Occasionally I miscalculate and stumble into the cordon of standstill traffic on I-495. That happened yesterday. I spent a lot of time contemplating truck traffic that would have been better employed in the North End Shipyard sketching the Grace Bailey. As much as I’ve enjoyed visiting Buffalo, I was concerned that I would miss her.
Built in 1882 and restored in 1990, the Grace Bailey sailed to the West Indies in the fruit trade and carried granite to build New York’s Grand Central Station. She’s another one I’ve painted in Camden harbor and I would have hated to miss her spring makeover.

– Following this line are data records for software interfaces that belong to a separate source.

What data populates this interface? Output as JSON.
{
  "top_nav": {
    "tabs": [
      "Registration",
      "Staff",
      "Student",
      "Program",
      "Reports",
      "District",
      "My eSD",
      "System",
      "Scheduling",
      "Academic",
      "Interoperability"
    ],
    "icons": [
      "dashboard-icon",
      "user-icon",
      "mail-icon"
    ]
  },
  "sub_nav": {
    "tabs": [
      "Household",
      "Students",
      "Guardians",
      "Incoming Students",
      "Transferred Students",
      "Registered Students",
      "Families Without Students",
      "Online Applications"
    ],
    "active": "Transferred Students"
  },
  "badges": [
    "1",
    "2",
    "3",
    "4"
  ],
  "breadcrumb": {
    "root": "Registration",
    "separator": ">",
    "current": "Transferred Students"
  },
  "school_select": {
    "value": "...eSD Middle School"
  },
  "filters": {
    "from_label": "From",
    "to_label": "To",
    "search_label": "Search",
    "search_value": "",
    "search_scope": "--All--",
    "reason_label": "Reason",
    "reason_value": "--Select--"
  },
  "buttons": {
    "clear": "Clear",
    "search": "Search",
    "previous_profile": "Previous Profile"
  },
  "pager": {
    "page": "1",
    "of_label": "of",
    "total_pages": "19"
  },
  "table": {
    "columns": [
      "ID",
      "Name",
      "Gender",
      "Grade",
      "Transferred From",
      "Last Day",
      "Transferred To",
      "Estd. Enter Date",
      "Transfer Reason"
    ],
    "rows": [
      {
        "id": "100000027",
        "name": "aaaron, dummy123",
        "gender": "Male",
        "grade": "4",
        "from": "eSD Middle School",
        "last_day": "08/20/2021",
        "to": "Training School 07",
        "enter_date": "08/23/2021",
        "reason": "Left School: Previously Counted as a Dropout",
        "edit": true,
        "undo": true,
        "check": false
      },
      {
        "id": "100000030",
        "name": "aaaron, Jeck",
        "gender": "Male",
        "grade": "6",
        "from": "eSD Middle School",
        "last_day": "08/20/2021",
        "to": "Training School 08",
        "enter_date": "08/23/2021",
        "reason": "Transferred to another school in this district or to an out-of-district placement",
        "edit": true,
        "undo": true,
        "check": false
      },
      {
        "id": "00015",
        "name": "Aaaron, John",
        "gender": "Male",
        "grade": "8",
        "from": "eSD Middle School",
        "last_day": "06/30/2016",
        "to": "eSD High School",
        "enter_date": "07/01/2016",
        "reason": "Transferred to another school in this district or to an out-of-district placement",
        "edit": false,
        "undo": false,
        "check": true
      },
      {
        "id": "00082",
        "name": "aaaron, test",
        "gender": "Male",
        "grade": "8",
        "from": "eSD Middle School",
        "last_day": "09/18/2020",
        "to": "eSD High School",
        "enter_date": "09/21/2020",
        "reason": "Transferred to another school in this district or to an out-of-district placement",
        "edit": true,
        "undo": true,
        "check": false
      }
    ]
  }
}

Last night, I stopped by momentarily to make sure she wasn’t going to be refloated today. (I’m teaching this morning.) Whew—she is still in the scraping phase.
My husband is among those who wonder why I’m trying to paint each of the schooners in drydock this spring. “Nobody wants a painting of a boat out of water,” he said, as we looked at the Grace Bailey against the dark sky.
“Au contraire,” I answered. “Consider George Bellows’ shipbuilders paintings. They’re among his most famous works.”
“Who’s George Bellows?” my college-age daughter asked. (I guess we have some remedial art history work to do this summer.)
Artists study human anatomy because knowing what’s under the skin makes it possible to draw the body convincingly. I believe that’s also true of boats, which often stand in symbolically for the human form. These schooners are far more individual in their body types than one would guess from seeing them only above the waterline.
An opportunity: last week I was asked about Saturday classes. I’ve always taught on Saturdays, but have been playing hooky since I moved. But it’s time to get to work, so I will be offering Saturday classes starting in June. Please contact me for more information by email or by calling or texting me at 585-201-1558.